Danny Gardner plays Lon Chaney from song-and-dance dandy to movie star and creative genius with the mix of drive and compassion that made Chaney beloved by audiences. He is a strong singer and handles those power vocals superbly but also handles the quieter reflective songs.

Hope Elizabeth Schafer has the difficult task of playing Clea, a woman who abandons a 10-year-old son and is driven by ambition at a time when that was frowned on for a woman. But she pulls it off. She has some bitter, biting, and realistic scenes of rage and jealousy but also has quiet moments of self-discovery. She also sings and dances through a variety of musical styles.

Vaan Otto is the amazing revelation in this cast. He plays the young Lon and the young Creighton. He brings life, enthusiasm, and depth to his performance. He has a beautiful choir boy’s voice that rings like a bell. This is a gifted young performer with a future.

Evan Smith is the older Creighton. He makes the teenager a likable rebel who tries to make sense of his already unbalanced life. Of course, Creighton would become an actor himself and win his own fame as Lon Chaney Jr. in the Wolfman monster movies of the 1930s and in his definitive performance of Lennie in the film Of Mice and Men.

Deaf actors Camille Jeter and Robert Schleifer play Chaney’s parents and show once again the beauty of American Sign Language to convey deep feelings.

The creative Lon Chaney is shown. There is a sequence of snippets recreating scenes from the famous movies. The set is a combination of backstage at a vaudeville theater and a movie set. But this isn’t the focus. The creators need to bring that side of Chaney’s life more to the center. It is what drives him and what inspires his son to follow his father’s path, even as his father warns of the pressures of the movie business and how they damage family life. 

The audience needs to see why Lon Chaney still matters and why his films are still a draw to an audience on Turner Classic Movies along with Chaplin and Keaton while other stars have faded.

Hugh Gallagher has written theater and film reviews over a 40-year newspaper career and was most recently managing editor of the Observer & Eccentric Newspapers in suburban Detroit.

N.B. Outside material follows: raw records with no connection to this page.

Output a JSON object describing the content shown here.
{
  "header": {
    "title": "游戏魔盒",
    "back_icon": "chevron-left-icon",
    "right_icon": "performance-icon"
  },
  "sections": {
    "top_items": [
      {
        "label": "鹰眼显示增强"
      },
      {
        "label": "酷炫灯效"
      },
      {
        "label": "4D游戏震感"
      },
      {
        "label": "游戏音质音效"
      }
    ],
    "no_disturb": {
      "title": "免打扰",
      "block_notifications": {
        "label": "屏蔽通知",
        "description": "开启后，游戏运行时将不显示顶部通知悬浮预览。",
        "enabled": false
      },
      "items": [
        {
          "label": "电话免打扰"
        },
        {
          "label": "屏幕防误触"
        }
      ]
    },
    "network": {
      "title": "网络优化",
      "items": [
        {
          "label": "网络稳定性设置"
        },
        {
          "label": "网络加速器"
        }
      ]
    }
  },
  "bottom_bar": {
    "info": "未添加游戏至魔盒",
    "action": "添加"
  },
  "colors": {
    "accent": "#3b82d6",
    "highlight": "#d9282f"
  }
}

"A Thousand Faces" will continue at The Encore Theatre in Dexter through May 1. For more information and tickets, visit theencoretheatre.org or call 734-268-6200.